Wake-up call for more research into cell metabolism

Wake-up call for more research into cell metabolism

More scientific research into the metabolism of stromal support cells and immune cells — and the role of the metabolism of these cell types in the development of diseases — could open new therapeutic avenues for diabetes, inflammatory conditions and cancer. That was the conclusion of a review article by scientists from VIB and KU Leuven in the leading journal Nature Continue reading

Proton therapy has advantages over IMRT for advanced head, neck cancers

Proton therapy has advantages over IMRT for advanced head, neck cancers

A new study by radiation oncologists at Mayo Clinic comparing the world’s literature on outcomes of proton beam therapy in the treatment of a variety of advanced head and neck cancers of the skull base compared to intensity modulated radiation therapy (IMRT) has found that proton beam therapy significantly improved disease free survival and tumor control when compared to IMRT. Continue reading

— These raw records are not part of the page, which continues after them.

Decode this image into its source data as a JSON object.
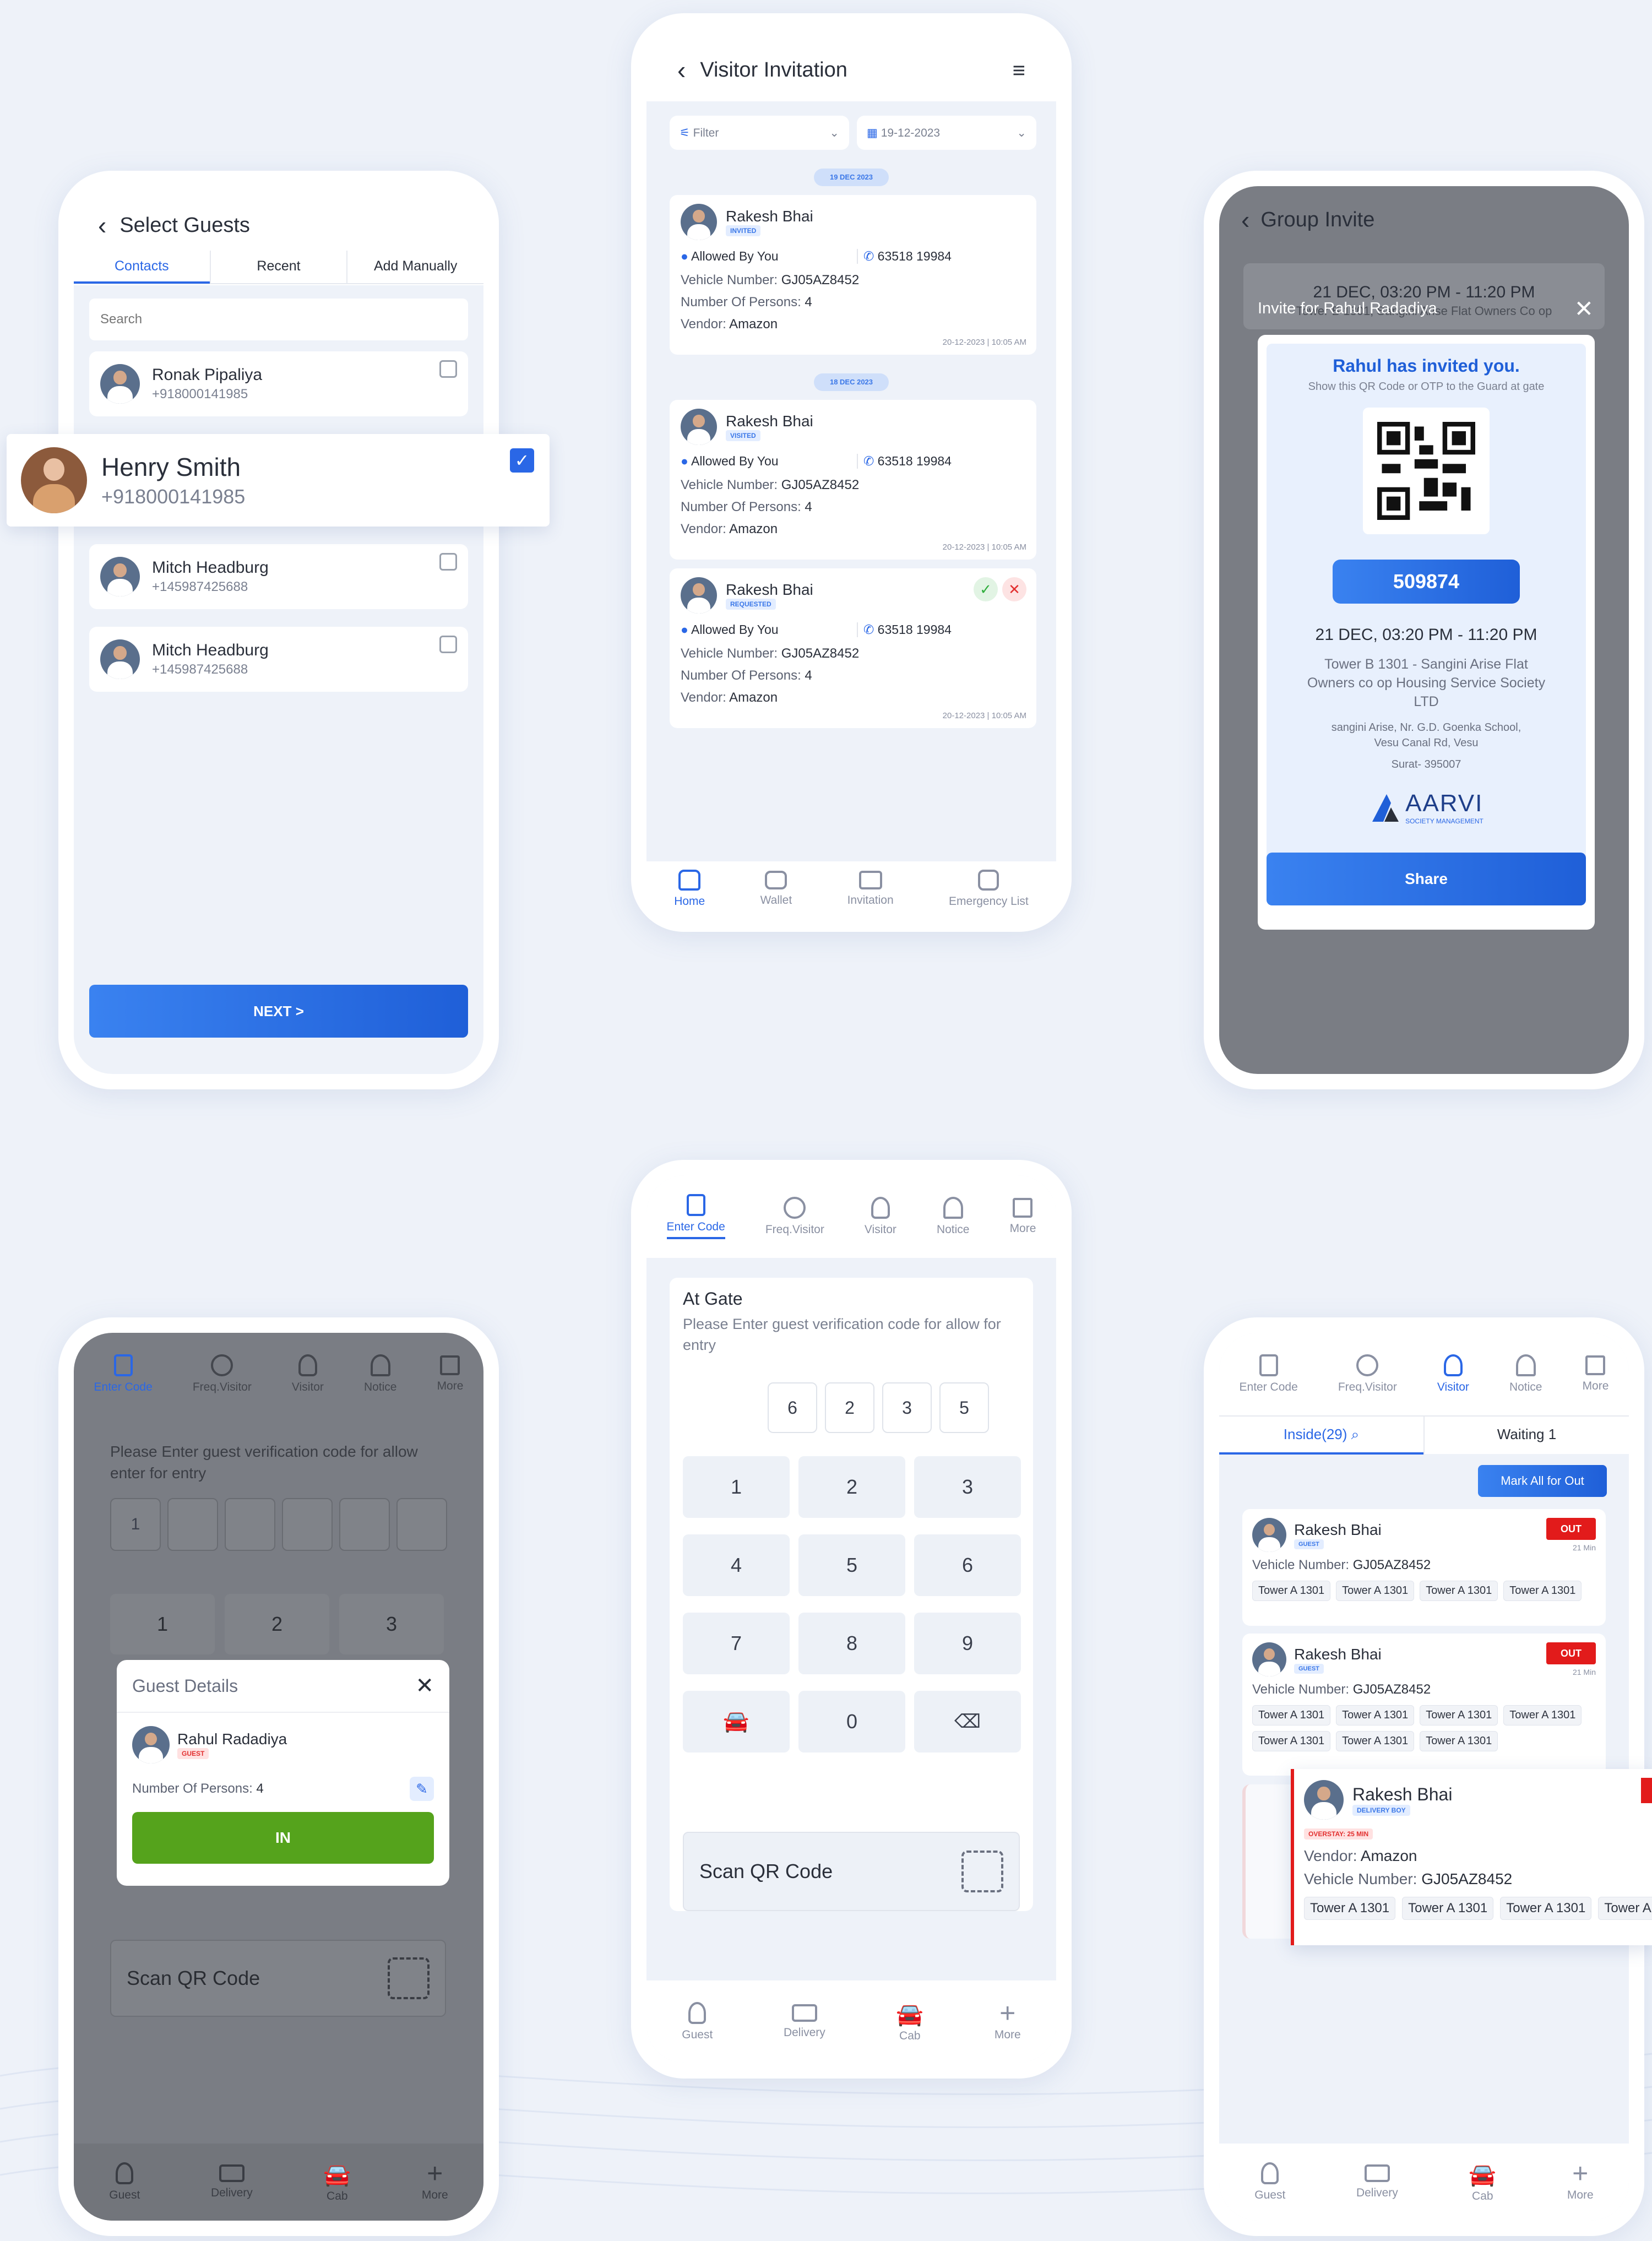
{
  "select_guests": {
    "title": "Select Guests",
    "tabs": [
      "Contacts",
      "Recent",
      "Add Manually"
    ],
    "search_placeholder": "Search",
    "contacts": [
      {
        "name": "Ronak Pipaliya",
        "phone": "+918000141985"
      },
      {
        "name": "Henry Smith",
        "phone": "+918000141985"
      },
      {
        "name": "Mitch Headburg",
        "phone": "+145987425688"
      },
      {
        "name": "Mitch Headburg",
        "phone": "+145987425688"
      }
    ],
    "next": "NEXT >"
  },
  "visitor_invitation": {
    "title": "Visitor Invitation",
    "filter": "Filter",
    "date": "19-12-2023",
    "dates": [
      "19 DEC 2023",
      "18 DEC 2023"
    ],
    "cards": [
      {
        "name": "Rakesh Bhai",
        "status": "INVITED",
        "allowed": "Allowed By You",
        "phone": "63518 19984",
        "vehicle_label": "Vehicle Number:",
        "vehicle": "GJ05AZ8452",
        "persons_label": "Number Of Persons:",
        "persons": "4",
        "vendor_label": "Vendor:",
        "vendor": "Amazon",
        "time": "20-12-2023 | 10:05 AM"
      },
      {
        "name": "Rakesh Bhai",
        "status": "VISITED",
        "allowed": "Allowed By You",
        "phone": "63518 19984",
        "vehicle_label": "Vehicle Number:",
        "vehicle": "GJ05AZ8452",
        "persons_label": "Number Of Persons:",
        "persons": "4",
        "vendor_label": "Vendor:",
        "vendor": "Amazon",
        "time": "20-12-2023 | 10:05 AM"
      },
      {
        "name": "Rakesh Bhai",
        "status": "REQUESTED",
        "allowed": "Allowed By You",
        "phone": "63518 19984",
        "vehicle_label": "Vehicle Number:",
        "vehicle": "GJ05AZ8452",
        "persons_label": "Number Of Persons:",
        "persons": "4",
        "vendor_label": "Vendor:",
        "vendor": "Amazon",
        "time": "20-12-2023 | 10:05 AM"
      }
    ],
    "nav": [
      "Home",
      "Wallet",
      "Invitation",
      "Emergency List"
    ]
  },
  "group_invite": {
    "title": "Group Invite",
    "bg_time": "21 DEC, 03:20 PM - 11:20 PM",
    "bg_addr": "Tower B 1301, Sangini Arise Flat Owners Co op",
    "modal_title": "Invite for Rahul Radadiya",
    "invited": "Rahul has invited you.",
    "sub": "Show this QR Code or OTP to the Guard at gate",
    "otp": "509874",
    "time": "21 DEC, 03:20 PM - 11:20 PM",
    "address": "Tower B 1301 - Sangini Arise Flat Owners co op Housing Service Society LTD",
    "addr2": "sangini Arise, Nr. G.D. Goenka School, Vesu Canal Rd, Vesu",
    "city": "Surat- 395007",
    "brand": "AARVI",
    "brand_sub": "SOCIETY MANAGEMENT",
    "share": "Share"
  },
  "guard_tabs": [
    "Enter Code",
    "Freq.Visitor",
    "Visitor",
    "Notice",
    "More"
  ],
  "at_gate": {
    "title": "At Gate",
    "desc": "Please Enter guest verification code for allow for entry",
    "otp": [
      "6",
      "2",
      "3",
      "5"
    ],
    "keys": [
      "1",
      "2",
      "3",
      "4",
      "5",
      "6",
      "7",
      "8",
      "9",
      "",
      "0",
      ""
    ],
    "scan": "Scan QR Code",
    "nav": [
      "Guest",
      "Delivery",
      "Cab",
      "More"
    ]
  },
  "guest_details": {
    "desc": "Please Enter guest verification code for allow enter for entry",
    "first_digit": "1",
    "keys": [
      "1",
      "2",
      "3"
    ],
    "modal_title": "Guest Details",
    "name": "Rahul Radadiya",
    "tag": "GUEST",
    "persons_label": "Number Of Persons:",
    "persons": "4",
    "in": "IN",
    "scan": "Scan QR Code",
    "nav": [
      "Guest",
      "Delivery",
      "Cab",
      "More"
    ]
  },
  "visitor_list": {
    "tab_inside": "Inside(29)",
    "tab_waiting": "Waiting 1",
    "mark_all": "Mark All for Out",
    "cards": [
      {
        "name": "Rakesh Bhai",
        "tag": "GUEST",
        "out": "OUT",
        "mins": "21 Min",
        "vehicle_label": "Vehicle Number:",
        "vehicle": "GJ05AZ8452",
        "chips": [
          "Tower A 1301",
          "Tower A 1301",
          "Tower A 1301",
          "Tower A 1301"
        ]
      },
      {
        "name": "Rakesh Bhai",
        "tag": "GUEST",
        "out": "OUT",
        "mins": "21 Min",
        "vehicle_label": "Vehicle Number:",
        "vehicle": "GJ05AZ8452",
        "chips": [
          "Tower A 1301",
          "Tower A 1301",
          "Tower A 1301",
          "Tower A 1301",
          "Tower A 1301",
          "Tower A 1301",
          "Tower A 1301"
        ]
      }
    ],
    "popout": {
      "name": "Rakesh Bhai",
      "tag": "DELIVERY BOY",
      "overstay": "OVERSTAY: 25 MIN",
      "vendor_label": "Vendor:",
      "vendor": "Amazon",
      "vehicle_label": "Vehicle Number:",
      "vehicle": "GJ05AZ8452",
      "chips": [
        "Tower A 1301",
        "Tower A 1301",
        "Tower A 1301",
        "Tower A"
      ]
    },
    "nav": [
      "Guest",
      "Delivery",
      "Cab",
      "More"
    ]
  }
}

Cetuximab or bevacizumab with combi chemo equivalent in KRAS wild-type MCRC

Cetuximab or bevacizumab with combi chemo equivalent in KRAS wild-type MCRC

For patients with KRAS wild-type untreated colorectal cancer, adding cetuximab or bevacizumab to combination chemotherapy offers equivalent survival, researchers said at the ESMO 16th World Congress on Gastrointestinal Cancer in Barcelona. “The CALGB/SWOG 80405 trial was designed and formulated in 2005, and the rationale was simple: we had new drugs –bevacizumab and cetuximab– and the study was designed to determine if one was better than the other in first-line for patients with colon cancer,” said lead study author Alan P. Venook, distinguished Professor of Medical Oncology and Translational Research at the University of California, San Francisco, USA Continue reading

Phase III trial shows improved survival with TAS-102 in metastatic colorectal cancer refractory to standard therapies

Phase III trial shows improved survival with TAS-102 in metastatic colorectal cancer refractory to standard therapies

The new combination agent TAS-102 is able to improve overall survival compared to placebo in patients whose metastatic colorectal cancer is refractory to standard therapies, researchers said at the ESMO 16th World Congress on Gastrointestinal Cancer in Barcelona. “Around 50% of patients with colorectal cancer develop metastases but eventually many of them do not respond to standard therapies,” said Takayuki Yoshino of the National Cancer Centre Hospital East in Chiba, Japan, lead author of the phase III RECOURSE trial. Continue reading

False negative results found in prognostic testing for breast cancer

False negative results found in prognostic testing for breast cancer

A recent study evaluating HER2 testing in a large cohort of women with breast cancer found important limitations in the conventional way HER2 testing is performed in the US and internationally. Dartmouth-Hitchcock Norris Cotton Cancer Center physicians and researchers retested tumor samples from a large group of women and found that 22 out of 530 women had their tumor type incorrectly classified Continue reading